Junk fees are everywhere. The fees, which cost American families tens of billions of dollars each year, can strain any family budget.
The Consumer Financial Protection Bureau, which looks for junk fees when it examines financial institutions, found the following during its reviews between February and August 2023:
- Fake paper statements: Some institutions charge customers monthly fees for sending paper bank statements. CFPB examiners found instances where banks charged fees for statements they never actually printed or mailed.
- Worthless add-on products for paid-off auto loans: When people purchase cars, they sometimes have purchase loan add-on products, such as guaranteed asset protection insurance. In cases when borrowers paid off their loan early or had their vehicle repossessed, CFPB examiners found that loan servicers continued to charge fees for the add-on products, which no longer offered any value.
- Sloppy international money transfers: CFPB examiners found money senders charged hidden fees by taking money out of the funds consumers sent without properly disclosing them. In other cases, CFPB examiners found they failed to refund fees when the money consumers sent failed to arrive on time.
The companies examined are refunding $140 million to consumers, $120 million of which is for surprise overdraft fees and double-dipping on non-sufficient funds fees.
In a separate report, the CFPB found that most financial institutions have eliminated non-sufficient funds fees, saving consumers an estimated $2 billion every year.
The Biden administration is addressing the problem of hidden fees.
The Federal Trade Commission is proposing a rule that, if finalized, would ban businesses from charging hidden and misleading fees and require them to show the full price up front. The rule would also require companies disclose up front whether fees are refundable. This would mean no more surprise resort fees at check out or unexpected service fees to buy a live event ticket. The rule would apply to industries across the economy, including event tickets, hotels and lodging, apartment rentals, car rentals, and more. Under the proposed rule, companies that fail to comply could face monetary penalties and have to provide refunds to consumers
The CFPB is taking action to require large banks and credit unions to provide basic information to consumers without charging fees – meaning no more fees for basic services such as checking bank account balances, obtaining a payoff amount for a loan, or getting account information needed for applications.
Later this month, the CFPB will propose a rule that, if finalized, would require financial companies to allow customers to send their banking transaction data to other companies and banks. The proposal would make it easier for people to break up with their bank, to switch to banks with better offerings, and to manage accounts from multiple providers. This reform will ensure financial companies compete based on service quality and up-front pricing, deterring junk fees.

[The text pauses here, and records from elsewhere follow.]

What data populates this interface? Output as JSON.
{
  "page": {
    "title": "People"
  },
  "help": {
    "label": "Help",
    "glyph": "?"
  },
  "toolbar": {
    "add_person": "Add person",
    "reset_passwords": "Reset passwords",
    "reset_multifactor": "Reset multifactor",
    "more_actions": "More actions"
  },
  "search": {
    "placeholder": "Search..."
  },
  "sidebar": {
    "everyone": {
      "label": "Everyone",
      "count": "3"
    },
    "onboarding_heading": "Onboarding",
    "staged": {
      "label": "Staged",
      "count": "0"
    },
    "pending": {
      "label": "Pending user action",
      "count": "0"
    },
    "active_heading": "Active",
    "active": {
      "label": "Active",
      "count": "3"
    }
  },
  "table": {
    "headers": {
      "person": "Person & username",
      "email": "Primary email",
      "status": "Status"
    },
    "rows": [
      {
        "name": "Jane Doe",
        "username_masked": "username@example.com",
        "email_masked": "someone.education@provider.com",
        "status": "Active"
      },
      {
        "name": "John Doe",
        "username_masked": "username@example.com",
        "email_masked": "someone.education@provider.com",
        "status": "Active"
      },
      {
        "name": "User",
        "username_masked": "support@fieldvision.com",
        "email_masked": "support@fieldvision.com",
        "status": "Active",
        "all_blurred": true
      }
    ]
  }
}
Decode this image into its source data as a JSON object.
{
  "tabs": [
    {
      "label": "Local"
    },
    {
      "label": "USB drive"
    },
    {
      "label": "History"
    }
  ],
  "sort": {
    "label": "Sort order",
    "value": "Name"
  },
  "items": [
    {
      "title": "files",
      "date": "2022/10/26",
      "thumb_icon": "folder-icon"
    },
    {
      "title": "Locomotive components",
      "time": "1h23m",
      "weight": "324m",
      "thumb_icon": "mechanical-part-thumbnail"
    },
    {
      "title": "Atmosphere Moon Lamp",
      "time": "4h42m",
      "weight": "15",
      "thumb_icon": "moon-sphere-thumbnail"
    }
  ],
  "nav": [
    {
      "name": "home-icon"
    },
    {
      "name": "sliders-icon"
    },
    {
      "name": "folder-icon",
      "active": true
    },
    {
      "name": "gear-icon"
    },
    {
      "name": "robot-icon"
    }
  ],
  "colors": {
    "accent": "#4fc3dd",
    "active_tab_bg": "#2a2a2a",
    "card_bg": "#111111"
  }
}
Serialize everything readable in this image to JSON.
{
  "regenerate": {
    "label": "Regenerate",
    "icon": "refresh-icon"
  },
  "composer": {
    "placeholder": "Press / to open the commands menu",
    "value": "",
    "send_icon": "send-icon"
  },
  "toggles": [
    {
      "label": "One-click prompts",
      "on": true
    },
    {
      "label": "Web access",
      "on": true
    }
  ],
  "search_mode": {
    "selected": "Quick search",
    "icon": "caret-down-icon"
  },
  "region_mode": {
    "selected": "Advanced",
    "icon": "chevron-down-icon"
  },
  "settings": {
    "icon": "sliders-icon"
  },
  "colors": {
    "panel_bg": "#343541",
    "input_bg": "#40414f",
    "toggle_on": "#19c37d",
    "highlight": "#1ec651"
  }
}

To avoid junk fees, shop around, negotiate, and be proactive, such as pay your credit card bills on time.